■ **Dataset records**:
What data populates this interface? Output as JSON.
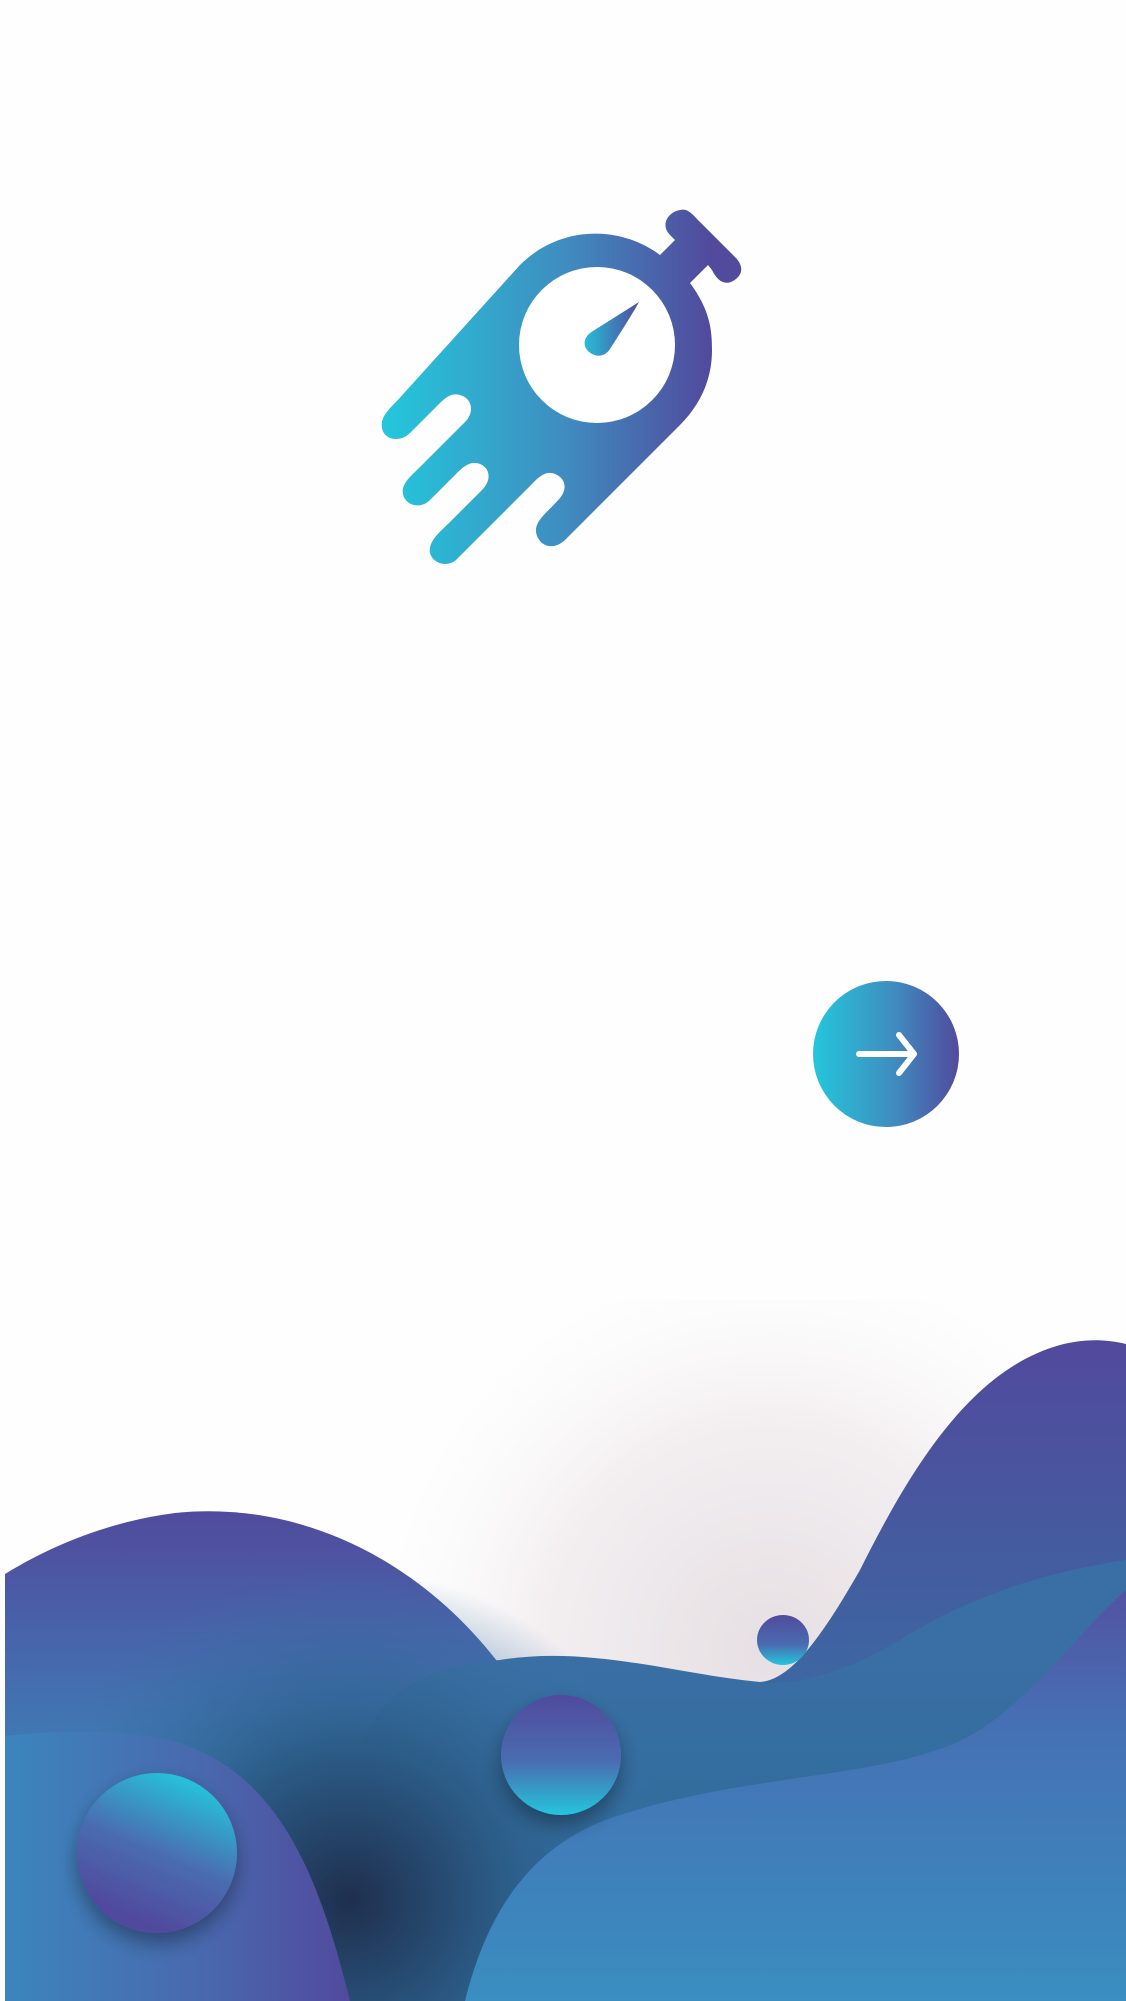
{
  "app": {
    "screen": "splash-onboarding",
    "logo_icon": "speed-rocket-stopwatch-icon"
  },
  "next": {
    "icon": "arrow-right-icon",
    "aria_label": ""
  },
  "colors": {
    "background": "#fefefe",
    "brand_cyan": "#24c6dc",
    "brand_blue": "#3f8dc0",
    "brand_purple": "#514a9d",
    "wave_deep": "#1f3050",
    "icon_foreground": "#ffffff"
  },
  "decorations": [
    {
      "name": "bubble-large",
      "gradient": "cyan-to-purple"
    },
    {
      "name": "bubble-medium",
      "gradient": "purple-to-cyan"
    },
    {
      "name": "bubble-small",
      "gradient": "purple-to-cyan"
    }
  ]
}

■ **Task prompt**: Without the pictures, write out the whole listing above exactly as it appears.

■ **Task result**:
What data populates this interface? Output as JSON.
{
  "app": {
    "screen": "splash-onboarding",
    "logo_icon": "speed-rocket-stopwatch-icon"
  },
  "next": {
    "icon": "arrow-right-icon",
    "aria_label": ""
  },
  "colors": {
    "background": "#fefefe",
    "brand_cyan": "#24c6dc",
    "brand_blue": "#3f8dc0",
    "brand_purple": "#514a9d",
    "wave_deep": "#1f3050",
    "icon_foreground": "#ffffff"
  },
  "decorations": [
    {
      "name": "bubble-large",
      "gradient": "cyan-to-purple"
    },
    {
      "name": "bubble-medium",
      "gradient": "purple-to-cyan"
    },
    {
      "name": "bubble-small",
      "gradient": "purple-to-cyan"
    }
  ]
}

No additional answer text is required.